Tuesday, 9 September 2014

Revisiting St Dunstan-in-the-East

Bombed out church of St Dunstan in the East (9)

St Dunstan-in-the-East didn't always look like this. I say this with confidence although I will confess that I don't really know what it looked like before. Instead, I sit within these walls where the outside is inside and I reflect on the former glory of this place.

Bombed out church of St Dunstan in the East (3)

Bombed out church of St Dunstan in the East (12)

St Dunstan-in-the-East is almost as old as modern London itself, built shortly after the Norman invasion in about 1100. The White Tower in the Tower of London was built in 1078. Over the years the church was repaired and added to until it was gravely damaged in the Great Fire of London in 1666.

Bombed out church of St Dunstan in the East (7)Bombed out church of St Dunstan in the East (6)

Bombed out church of St Dunstan in the East (11)

Bombed out church of St Dunstan in the East

Bombed out church of St Dunstan in the East (10)

Bombed out church of St Dunstan in the East (14)

They decided not to rebuild the church at that time, opting instead to patch it up. The late 17th century was a glorious time in London and Sir Christopher Wren headed many of the projects to rebuild London after the Great Fire. St Dunstan-in-the-East did not entirely miss out and was blessed with a gothic Wren-designed steeple which was added between 1695 and 1701.

Bombed out church of St Dunstan in the East (5)

And then there was the Blitz. Starting on 7 September 1940 and continuing for 57 consecutive nights, the Luftwaffe bombed England and destroyed thousands of buildings and homes including many of London's iconic churches.

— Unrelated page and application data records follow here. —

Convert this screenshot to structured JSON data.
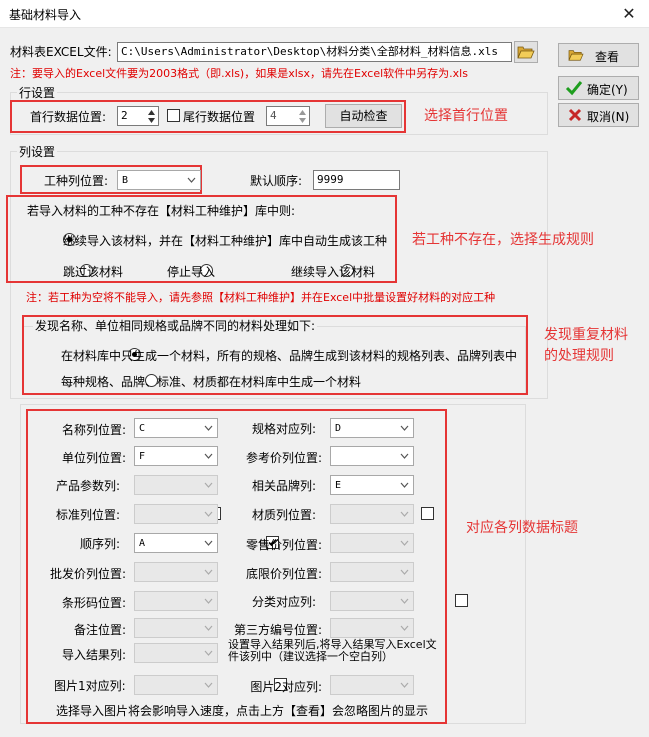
{
  "window": {
    "title": "基础材料导入",
    "close_glyph": "✕"
  },
  "file": {
    "label": "材料表EXCEL文件:",
    "path": "C:\\Users\\Administrator\\Desktop\\材料分类\\全部材料_材料信息.xls",
    "note": "注：要导入的Excel文件要为2003格式（即.xls)，如果是xlsx，请先在Excel软件中另存为.xls"
  },
  "buttons": {
    "view": "查看",
    "ok": "确定(Y)",
    "cancel": "取消(N)",
    "auto_check": "自动检查"
  },
  "row_settings": {
    "legend": "行设置",
    "first_row_label": "首行数据位置:",
    "first_row_value": "2",
    "last_row_label": "尾行数据位置",
    "last_row_value": "4",
    "last_row_checked": false
  },
  "col_settings": {
    "legend": "列设置",
    "worktype_label": "工种列位置:",
    "worktype_value": "B",
    "default_order_label": "默认顺序:",
    "default_order_value": "9999"
  },
  "worktype_rule": {
    "title": "若导入材料的工种不存在【材料工种维护】库中则:",
    "opt1": "继续导入该材料，并在【材料工种维护】库中自动生成该工种",
    "opt2": "跳过该材料",
    "opt3": "停止导入",
    "opt4": "继续导入该材料",
    "selected": 1,
    "note": "注：若工种为空将不能导入，请先参照【材料工种维护】并在Excel中批量设置好材料的对应工种"
  },
  "dup_rule": {
    "title": "发现名称、单位相同规格或品牌不同的材料处理如下:",
    "opt1": "在材料库中只生成一个材料，所有的规格、品牌生成到该材料的规格列表、品牌列表中",
    "opt2": "每种规格、品牌、标准、材质都在材料库中生成一个材料",
    "selected": 1
  },
  "annotations": {
    "first_row": "选择首行位置",
    "worktype": "若工种不存在，选择生成规则",
    "dup1": "发现重复材料",
    "dup2": "的处理规则",
    "columns": "对应各列数据标题"
  },
  "columns": {
    "name": {
      "label": "名称列位置:",
      "value": "C"
    },
    "spec": {
      "label": "规格对应列:",
      "value": "D",
      "checked": true
    },
    "unit": {
      "label": "单位列位置:",
      "value": "F"
    },
    "ref_price": {
      "label": "参考价列位置:",
      "value": ""
    },
    "product_param": {
      "label": "产品参数列:",
      "value": "",
      "checked": false
    },
    "brand": {
      "label": "相关品牌列:",
      "value": "E",
      "checked": true
    },
    "standard": {
      "label": "标准列位置:",
      "value": "",
      "checked": false
    },
    "material": {
      "label": "材质列位置:",
      "value": "",
      "checked": false
    },
    "order": {
      "label": "顺序列:",
      "value": "A",
      "checked": true
    },
    "retail_price": {
      "label": "零售价列位置:",
      "value": ""
    },
    "wholesale_price": {
      "label": "批发价列位置:",
      "value": ""
    },
    "floor_price": {
      "label": "底限价列位置:",
      "value": ""
    },
    "barcode": {
      "label": "条形码位置:",
      "value": ""
    },
    "category": {
      "label": "分类对应列:",
      "value": "",
      "checked": false
    },
    "remark": {
      "label": "备注位置:",
      "value": ""
    },
    "third_party": {
      "label": "第三方编号位置:",
      "value": ""
    },
    "import_result": {
      "label": "导入结果列:",
      "value": ""
    },
    "import_result_note": "设置导入结果列后,将导入结果写入Excel文件该列中（建议选择一个空白列）",
    "image1": {
      "label": "图片1对应列:",
      "value": "",
      "checked": false
    },
    "image2": {
      "label": "图片2对应列:",
      "value": ""
    },
    "image_note": "选择导入图片将会影响导入速度，点击上方【查看】会忽略图片的显示"
  },
  "colors": {
    "annotation": "#e53535",
    "note_red": "#e00000",
    "ok_green": "#1e9e1e",
    "cancel_red": "#c62828"
  },
  "icons": [
    "close-icon",
    "folder-open-icon",
    "checkmark-icon",
    "cross-icon",
    "spin-up-icon",
    "spin-down-icon",
    "dropdown-arrow-icon"
  ]
}
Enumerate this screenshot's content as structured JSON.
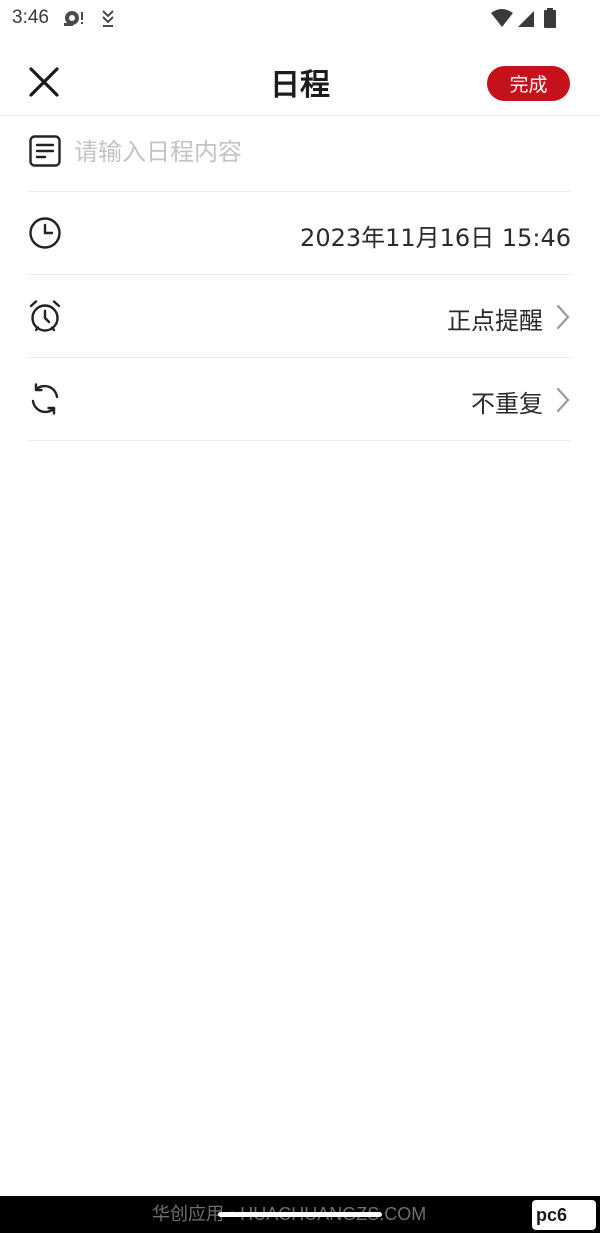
{
  "status_bar": {
    "time": "3:46",
    "icons": [
      "notification-icon",
      "download-icon",
      "wifi-icon",
      "cell-signal-icon",
      "battery-icon"
    ]
  },
  "header": {
    "title": "日程",
    "close_icon": "close-icon",
    "done_label": "完成",
    "accent_color": "#c4111b"
  },
  "form": {
    "content": {
      "icon": "note-icon",
      "placeholder": "请输入日程内容",
      "value": ""
    },
    "datetime": {
      "icon": "clock-icon",
      "value": "2023年11月16日 15:46"
    },
    "reminder": {
      "icon": "alarm-clock-icon",
      "value": "正点提醒"
    },
    "repeat": {
      "icon": "repeat-icon",
      "value": "不重复"
    }
  },
  "footer": {
    "watermark": "华创应用 • HUACHUANGZS.COM",
    "logo_text": "pc6"
  }
}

I wonder if his fortunes would have been different after the Blitz had they decided to rebuild the church after 1666? Would St Dunstan-in-the-East have been more valuable, more worth saving? No, I suspect that the losses London experienced were so great and seemed too insurmountable that the decision not to rebuild would have been made anyway.

In 1967 the City of London Corporation chose to turn St Dunstan-in-the-East into a public garden. Here we can remember a church that was devastated in the Great Fire and ultimately destroyed in the Blitz but still stands to enclose a place of quiet reflection.

Today St Dunstan-in-the-East is surrounded on all four sides by modern buildings. If you do not know where to find it, the church can be quite difficult to locate.

All the photos above were taken from inside the church. A final two photos from the outside looking in…

Bombed out church of St Dunstan in the East (4)

This doorway would have once lead to you in to the back of the church.

Bombed out church of St Dunstan in the East (13)

St Dunstan-in-the-East is probably my favourite place in London. You can read about my first visit to The Bombed Out Church of St Dunstan-in-the-East in February 2012. The garden looked very different in late winter!

St Dunstan-in-the-East
St Dunstan's Hill
London
Nearest postcode: EC3R 5DD

SHARE:
© 2008 - Mandy Southgate | Emm in London

This site uses cookies from Google to deliver its services - Click here for information.

Blogger Template Created by pipdig